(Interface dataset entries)
────────

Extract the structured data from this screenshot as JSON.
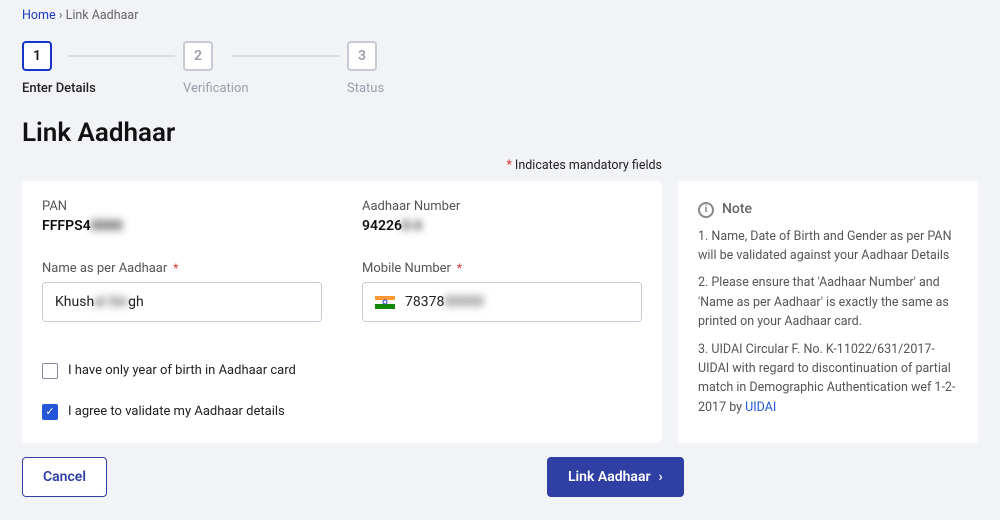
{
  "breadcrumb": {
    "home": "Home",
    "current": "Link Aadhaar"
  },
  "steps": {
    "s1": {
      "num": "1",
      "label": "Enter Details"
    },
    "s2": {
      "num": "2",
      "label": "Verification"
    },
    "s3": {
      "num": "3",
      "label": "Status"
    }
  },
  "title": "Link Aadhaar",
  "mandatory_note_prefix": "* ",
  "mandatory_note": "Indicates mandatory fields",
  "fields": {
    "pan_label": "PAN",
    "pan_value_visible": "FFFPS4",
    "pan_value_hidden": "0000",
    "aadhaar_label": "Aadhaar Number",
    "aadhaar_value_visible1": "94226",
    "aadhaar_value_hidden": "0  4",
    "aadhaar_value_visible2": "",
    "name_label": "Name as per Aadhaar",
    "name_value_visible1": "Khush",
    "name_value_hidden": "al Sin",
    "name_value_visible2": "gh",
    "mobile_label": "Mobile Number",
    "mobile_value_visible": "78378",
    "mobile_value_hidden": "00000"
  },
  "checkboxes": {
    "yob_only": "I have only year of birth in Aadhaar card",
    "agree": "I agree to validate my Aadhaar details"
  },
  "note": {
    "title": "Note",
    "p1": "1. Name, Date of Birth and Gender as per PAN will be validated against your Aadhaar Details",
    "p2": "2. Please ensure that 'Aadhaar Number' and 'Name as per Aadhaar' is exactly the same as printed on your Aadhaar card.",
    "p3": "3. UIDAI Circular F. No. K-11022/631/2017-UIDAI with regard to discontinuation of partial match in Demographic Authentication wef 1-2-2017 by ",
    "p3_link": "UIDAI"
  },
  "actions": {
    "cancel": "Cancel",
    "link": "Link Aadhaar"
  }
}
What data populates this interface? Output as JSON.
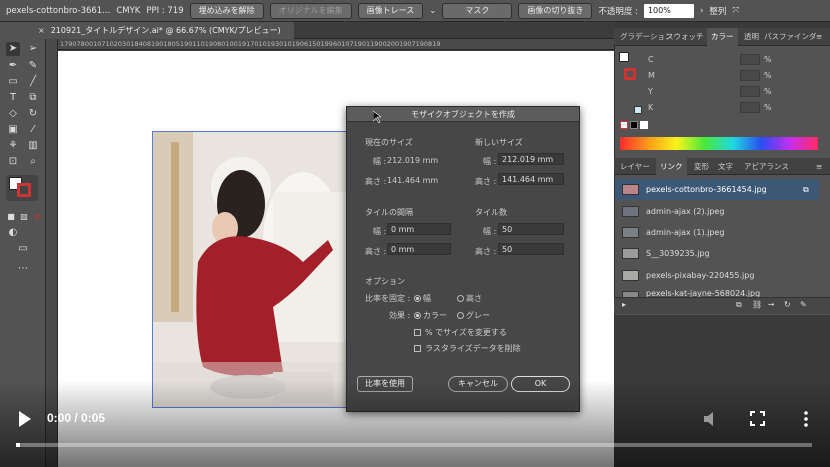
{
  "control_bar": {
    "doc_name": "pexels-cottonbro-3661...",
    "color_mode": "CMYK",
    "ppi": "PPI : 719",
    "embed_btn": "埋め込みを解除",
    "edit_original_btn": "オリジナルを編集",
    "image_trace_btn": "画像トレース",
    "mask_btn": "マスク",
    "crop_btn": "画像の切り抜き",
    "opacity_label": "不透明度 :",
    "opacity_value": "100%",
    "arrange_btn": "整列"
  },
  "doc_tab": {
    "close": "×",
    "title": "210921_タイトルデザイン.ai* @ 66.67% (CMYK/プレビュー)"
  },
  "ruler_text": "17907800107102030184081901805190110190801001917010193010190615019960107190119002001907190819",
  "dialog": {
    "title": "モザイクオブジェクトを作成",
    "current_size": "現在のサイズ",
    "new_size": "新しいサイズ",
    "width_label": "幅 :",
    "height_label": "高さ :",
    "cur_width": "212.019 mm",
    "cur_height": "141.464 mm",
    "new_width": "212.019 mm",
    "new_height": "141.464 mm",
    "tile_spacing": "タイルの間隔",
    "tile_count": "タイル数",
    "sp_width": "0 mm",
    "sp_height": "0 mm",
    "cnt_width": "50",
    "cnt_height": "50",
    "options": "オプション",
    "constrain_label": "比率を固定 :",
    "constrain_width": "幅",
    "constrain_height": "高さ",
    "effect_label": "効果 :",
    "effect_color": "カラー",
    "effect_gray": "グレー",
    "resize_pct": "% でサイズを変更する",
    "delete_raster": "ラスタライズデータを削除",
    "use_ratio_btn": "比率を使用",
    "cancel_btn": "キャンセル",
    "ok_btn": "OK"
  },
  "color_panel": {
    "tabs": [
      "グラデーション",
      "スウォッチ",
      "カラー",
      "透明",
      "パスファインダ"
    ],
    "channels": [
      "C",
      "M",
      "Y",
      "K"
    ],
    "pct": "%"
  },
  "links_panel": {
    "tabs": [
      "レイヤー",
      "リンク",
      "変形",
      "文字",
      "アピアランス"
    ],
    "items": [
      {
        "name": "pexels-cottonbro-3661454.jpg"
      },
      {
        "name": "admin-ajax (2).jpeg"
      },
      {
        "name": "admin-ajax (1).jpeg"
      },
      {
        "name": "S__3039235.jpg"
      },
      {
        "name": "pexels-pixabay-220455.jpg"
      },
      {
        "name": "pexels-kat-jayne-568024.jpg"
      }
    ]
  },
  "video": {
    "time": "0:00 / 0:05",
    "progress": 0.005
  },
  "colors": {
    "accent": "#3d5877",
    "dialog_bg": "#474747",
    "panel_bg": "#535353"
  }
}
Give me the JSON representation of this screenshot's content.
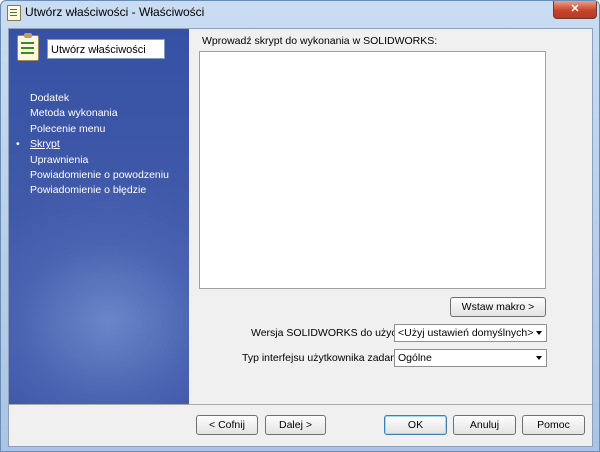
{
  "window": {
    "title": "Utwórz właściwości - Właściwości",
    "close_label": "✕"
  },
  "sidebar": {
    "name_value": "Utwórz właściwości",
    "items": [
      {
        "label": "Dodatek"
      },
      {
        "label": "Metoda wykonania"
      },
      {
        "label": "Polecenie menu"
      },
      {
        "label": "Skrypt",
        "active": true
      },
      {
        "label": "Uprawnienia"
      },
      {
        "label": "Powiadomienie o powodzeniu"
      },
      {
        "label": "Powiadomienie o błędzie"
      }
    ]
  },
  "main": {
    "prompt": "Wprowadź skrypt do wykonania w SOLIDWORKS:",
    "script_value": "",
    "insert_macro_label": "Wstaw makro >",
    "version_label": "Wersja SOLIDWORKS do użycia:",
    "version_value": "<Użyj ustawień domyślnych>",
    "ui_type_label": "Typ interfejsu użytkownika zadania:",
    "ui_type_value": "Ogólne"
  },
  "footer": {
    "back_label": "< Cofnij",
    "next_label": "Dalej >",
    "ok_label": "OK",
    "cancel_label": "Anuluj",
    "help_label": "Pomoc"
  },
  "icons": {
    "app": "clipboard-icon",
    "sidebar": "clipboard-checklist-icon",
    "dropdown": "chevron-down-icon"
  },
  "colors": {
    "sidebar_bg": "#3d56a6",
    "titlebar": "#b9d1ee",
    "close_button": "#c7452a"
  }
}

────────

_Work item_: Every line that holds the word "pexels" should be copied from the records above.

_Solution_:
    "doc_name": "pexels-cottonbro-3661...",
        "name": "pexels-cottonbro-3661454.jpg"
        "name": "pexels-pixabay-220455.jpg"
        "name": "pexels-kat-jayne-568024.jpg"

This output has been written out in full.